The co-developers have not stated how much their project might cost, but the world’s only existing large-scale blue hydrogen project — Shell’s Quest CCS project in Alberta, Canada — cost about $1bn, with Canadian taxpayers contributing C$840m ($645m) and a further C$50m a year for running costs. And this demonstration project only captures less than half of the CO2 emitted.

Air Products tells Recharge it is not disclosing whether the blue H2 will be produced via SMR or ATR — the latter being more energy intensive but producing a more concentrated stream of CO2 in its flue gases, which is therefore easier and cheaper to capture.

But it says that “we estimate that the hydrogen produced will meet the [UK] government’s Low Carbon Hydrogen Standard [LCHS]”.

This standard currently sets a greenhouse gas emissions intensity of 2.4kg of CO2e per kilogram of hydrogen.

An Equinor spokesman told Recharge in April that if blue H2 were to meet the LCHS, a project would need “at least 90% carbon capture if using UK gas and preferably 95% to have a workable margin”.

However, Mark Thomson, executive director at Australian emissions consultancy Carbon Transition Pathways, told Recharge at the same time that that blue hydrogen would require 0.1% methane emissions and 96% carbon capture to meet the LCHS — which he described as “barely” possible and not remotely likely.

It is generally considered that SMR is able to capture 80-90% of CO2 emissions, while ATR can reach up to 99%.

Air Products has declined to say which technology would be used at Immingham, but it has said it would use ATR to capture 95% of CO2 emissions at a separate blue hydrogen project in Western Canada, which is due to come on stream in 2024.

It is also worth bearing in mind that the UK’s low-carbon definition also includes upstream methane emissions, which, according to the government’s own documents, leaks at an average rate of 0.8% across the country.

Paul Martin, co-founder of the Hydrogen Science Coalition (HSC), tells Recharge: “It is not practical to generate CO2e (ie, including methane) emissions even close to those achievable by water electrolysis using renewables [ie, green hydrogen], by SMR plus CCS in our view. Even ATR with heavy heat integration and a high capture percentage could achieve this result only from [fossil] gas with exceptionally low source leakage.”

Furthermore, HSC cautions that blue hydrogen projects, even if done very well, should not be considered “transitional”.

“Nobody will build new blue hydrogen plus carbon capture infrastructure unless it is guaranteed to operate for 30 years,” added Martin.

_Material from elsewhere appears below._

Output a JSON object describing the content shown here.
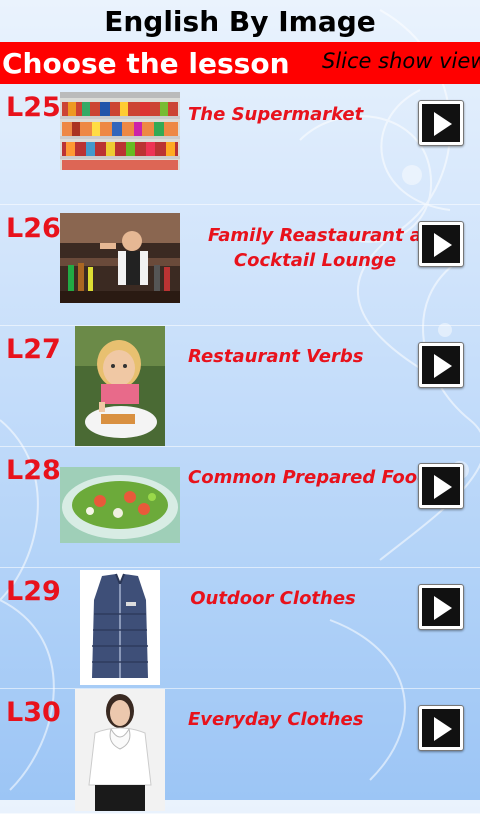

Air Products did not state the planned capture rate for blue hydrogen production at the H3 project, but told Recharge that the post-combustion technology on gas-fired power trains 1 and 2 at the Immingham power plant would capture “approximately 95%” of their carbon emissions.